20% of teens 'have accessed e-cigs'
One in five teenagers has accessed e-cigarettes, a large-scale study has found.
Researchers at Liverpool John Moores University said 16% of these had never otherwise smoked, while they also found e-cigarettes were "strongly related" to drinking amongst teenagers.
One of the study's authors, Professor Mark Bellis, warned that such "rapid penetration into teenage culture of what is essentially a new drug-use option is without precedent".
The team surveyed more than 16,000 students aged 14 to 17 in the north west of England and asked them about their alcohol and tobacco use.
They found that one in five answered yes to the question: "Have you ever bought or tried electronic cigarettes?", with more males than females saying they had, and the figure rising with age and if they lived in a deprived area.
Of the teenagers that had accessed e-cigarettes, 16% had never smoked, 23% had tried smoking but did not like it, 36% were regular smokers, 12% only smoked when drinking, and 14% were ex-smokers.
The research, which is published in the open access journal BMC Public Health, also found that teenagers who drank alcohol were significantly more likely to have accessed e-cigarettes than non-drinkers.

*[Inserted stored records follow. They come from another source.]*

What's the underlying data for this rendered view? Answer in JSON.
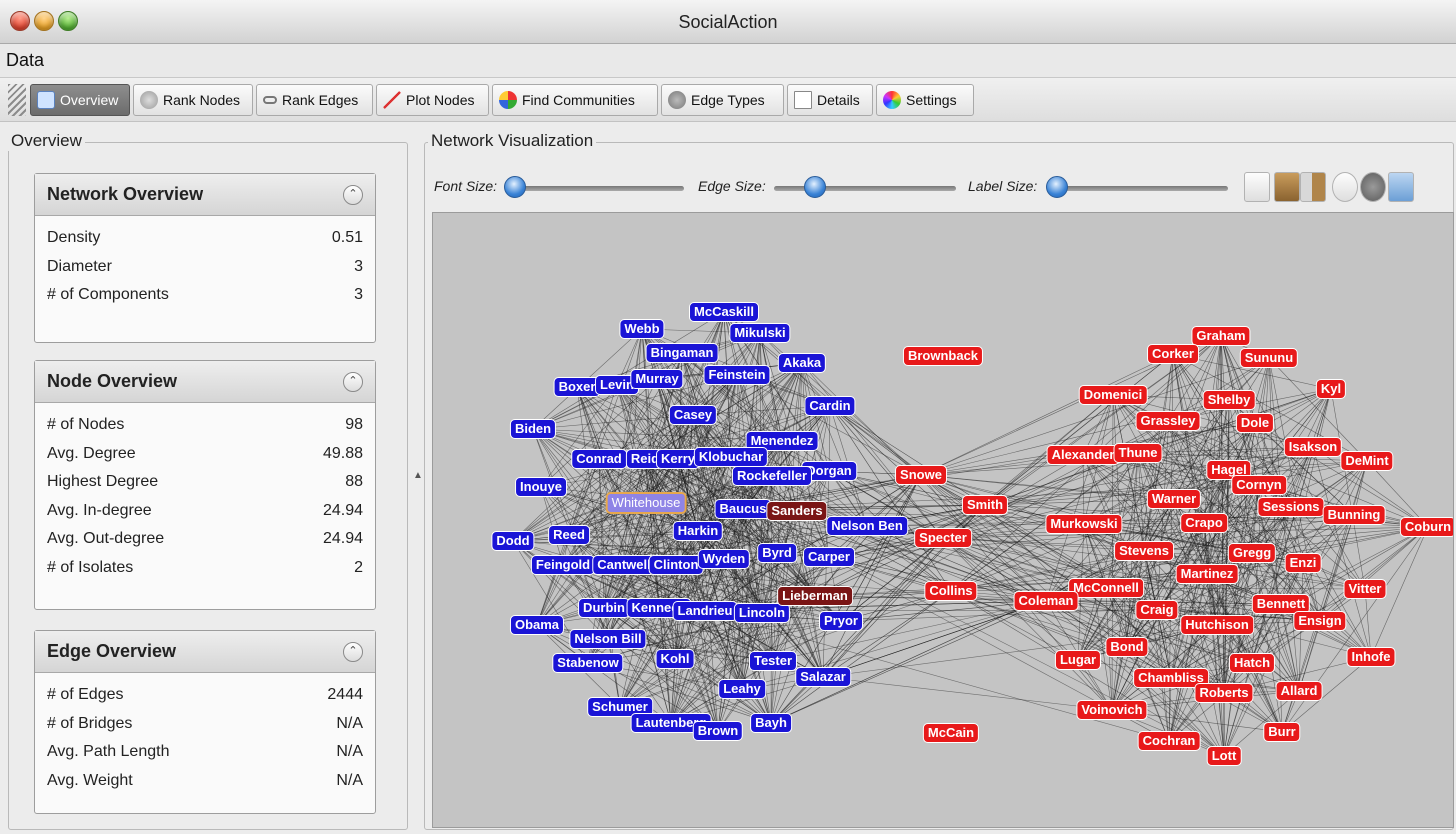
{
  "window": {
    "title": "SocialAction"
  },
  "menu": {
    "data": "Data"
  },
  "toolbar": {
    "overview": "Overview",
    "rank_nodes": "Rank Nodes",
    "rank_edges": "Rank Edges",
    "plot_nodes": "Plot Nodes",
    "find_communities": "Find Communities",
    "edge_types": "Edge Types",
    "details": "Details",
    "settings": "Settings"
  },
  "overview": {
    "group_title": "Overview",
    "network": {
      "title": "Network Overview",
      "rows": [
        {
          "label": "Density",
          "value": "0.51"
        },
        {
          "label": "Diameter",
          "value": "3"
        },
        {
          "label": "# of Components",
          "value": "3"
        }
      ]
    },
    "node": {
      "title": "Node Overview",
      "rows": [
        {
          "label": "# of Nodes",
          "value": "98"
        },
        {
          "label": "Avg. Degree",
          "value": "49.88"
        },
        {
          "label": "Highest Degree",
          "value": "88"
        },
        {
          "label": "Avg. In-degree",
          "value": "24.94"
        },
        {
          "label": "Avg. Out-degree",
          "value": "24.94"
        },
        {
          "label": "# of Isolates",
          "value": "2"
        }
      ]
    },
    "edge": {
      "title": "Edge Overview",
      "rows": [
        {
          "label": "# of Edges",
          "value": "2444"
        },
        {
          "label": "# of Bridges",
          "value": "N/A"
        },
        {
          "label": "Avg. Path Length",
          "value": "N/A"
        },
        {
          "label": "Avg. Weight",
          "value": "N/A"
        }
      ]
    }
  },
  "viz": {
    "group_title": "Network Visualization",
    "font_size_label": "Font Size:",
    "edge_size_label": "Edge Size:",
    "label_size_label": "Label Size:",
    "font_size_level": 0.0,
    "edge_size_level": 0.2,
    "label_size_level": 0.0,
    "colors": {
      "democrat": "#1a14d6",
      "republican": "#e8191a",
      "independent": "#7a1515",
      "selected": "#8f84e6",
      "background": "#c4c4c4"
    }
  },
  "nodes": {
    "dem": [
      "McCaskill",
      "Webb",
      "Mikulski",
      "Bingaman",
      "Akaka",
      "Boxer",
      "Levin",
      "Murray",
      "Feinstein",
      "Cardin",
      "Casey",
      "Biden",
      "Menendez",
      "Conrad",
      "Reid",
      "Kerry",
      "Klobuchar",
      "Dorgan",
      "Rockefeller",
      "Inouye",
      "Baucus",
      "Harkin",
      "Nelson Ben",
      "Dodd",
      "Reed",
      "Feingold",
      "Cantwell",
      "Clinton",
      "Wyden",
      "Byrd",
      "Carper",
      "Durbin",
      "Kennedy",
      "Landrieu",
      "Lincoln",
      "Obama",
      "Pryor",
      "Nelson Bill",
      "Stabenow",
      "Kohl",
      "Tester",
      "Salazar",
      "Leahy",
      "Schumer",
      "Lautenberg",
      "Brown",
      "Bayh"
    ],
    "selected": [
      "Whitehouse"
    ],
    "ind": [
      "Sanders",
      "Lieberman"
    ],
    "rep": [
      "Brownback",
      "Graham",
      "Corker",
      "Sununu",
      "Kyl",
      "Domenici",
      "Shelby",
      "Grassley",
      "Dole",
      "Alexander",
      "Thune",
      "Isakson",
      "DeMint",
      "Snowe",
      "Hagel",
      "Cornyn",
      "Smith",
      "Warner",
      "Sessions",
      "Bunning",
      "Coburn",
      "Murkowski",
      "Crapo",
      "Specter",
      "Stevens",
      "Gregg",
      "Enzi",
      "Martinez",
      "Collins",
      "McConnell",
      "Coleman",
      "Vitter",
      "Craig",
      "Bennett",
      "Hutchison",
      "Ensign",
      "Bond",
      "Lugar",
      "Hatch",
      "Inhofe",
      "Chambliss",
      "Roberts",
      "Allard",
      "Voinovich",
      "Burr",
      "Cochran",
      "Lott",
      "McCain"
    ]
  }
}
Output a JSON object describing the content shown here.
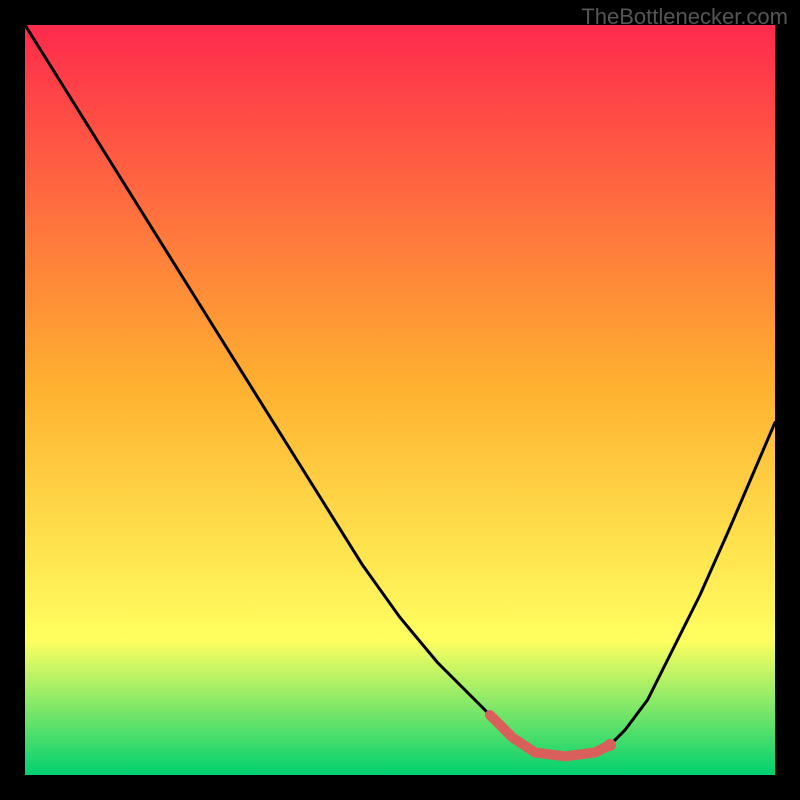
{
  "watermark": "TheBottlenecker.com",
  "chart_data": {
    "type": "line",
    "title": "",
    "xlabel": "",
    "ylabel": "",
    "xlim": [
      0,
      100
    ],
    "ylim": [
      0,
      100
    ],
    "gradient_colors": {
      "top": "#ff2a4d",
      "mid_upper": "#ffb030",
      "mid_lower": "#ffff60",
      "bottom": "#00d070"
    },
    "curve": {
      "description": "Bottleneck curve: high at left, descending to a minimum plateau near x≈68–78, then rising again to the right",
      "x": [
        0,
        5,
        10,
        15,
        20,
        25,
        30,
        35,
        40,
        45,
        50,
        55,
        60,
        62,
        65,
        68,
        72,
        76,
        78,
        80,
        83,
        86,
        90,
        94,
        97,
        100
      ],
      "y": [
        100,
        92,
        84,
        76,
        68,
        60,
        52,
        44,
        36,
        28,
        21,
        15,
        10,
        8,
        5,
        3,
        2.5,
        3,
        4,
        6,
        10,
        16,
        24,
        33,
        40,
        47
      ]
    },
    "optimal_band": {
      "x_start": 62,
      "x_end": 78,
      "y": 3,
      "marker_color": "#d9605a"
    }
  }
}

Among those who had never smoked, it was found that those who regularly binge drink were four times more likely to access e-cigarettes than those who never drink.
In all of those that drink, regardless of smoking status, e-cigarette access was associated with binge drinking and involvement with violence after drinking.
The researchers said their findings suggest that teenagers who use e-cigarettes are most susceptible to other forms of substance use and risk-taking behaviours.
E-cigarettes have been marketed as an alternative to smoking conventional cigarettes that is healthier than tobacco. However, research published last month showed that e-cigarettes generate toxic chemicals similar to those found in tobacco and may harm the lungs and immune system.
There is also concern that far from stopping people from lighting up a cigarette, they could act as a potential gateway to smoking.
One of the study's authors, Professor Karen Hughes, said: "We found that e-cigarette access is strongly related to alcohol use in teenagers.
"Those who drink are more likely to have accessed e-cigarettes than non-drinkers, regardless of whether they smoke normal cigarettes or not, and those who drink frequently, binge drink, drink to get drunk, drink strong alcohol products and show signs of unsupervised alcohol consumption are most likely to have accessed e-cigarettes.
"This suggests that e-cigarettes have rapidly become part of at-risk teenagers' substance-using repertoires."
Prof Bellis said: "Our research suggests that we should be very concerned about teenagers accessing e-cigarettes.
"While debate on e-cigarettes has focused largely on whether or not they act as a gateway to tobacco cigarette use, e-cigarettes themselves contain a highly addictive drug that may have more serious and longer lasting impacts on children because their brains are still developing.
"Despite being practically unheard of just a decade ago, e-cigarettes are now widely available, heavily promoted, yet weakly regulated and our study found that one in five 14 to 17-year-old school children in the North West has accessed them.
"Such rapid penetration into teenage culture of what is essentially a new drug-use option is without precedent. Of particular concern is our finding that teenage ex-smokers who accessed e-cigarettes were outnumbered by those who had never smoked but simply decided to experiment with what might be packaged to look like a safe, attractive product but actually contains a highly addictive drug."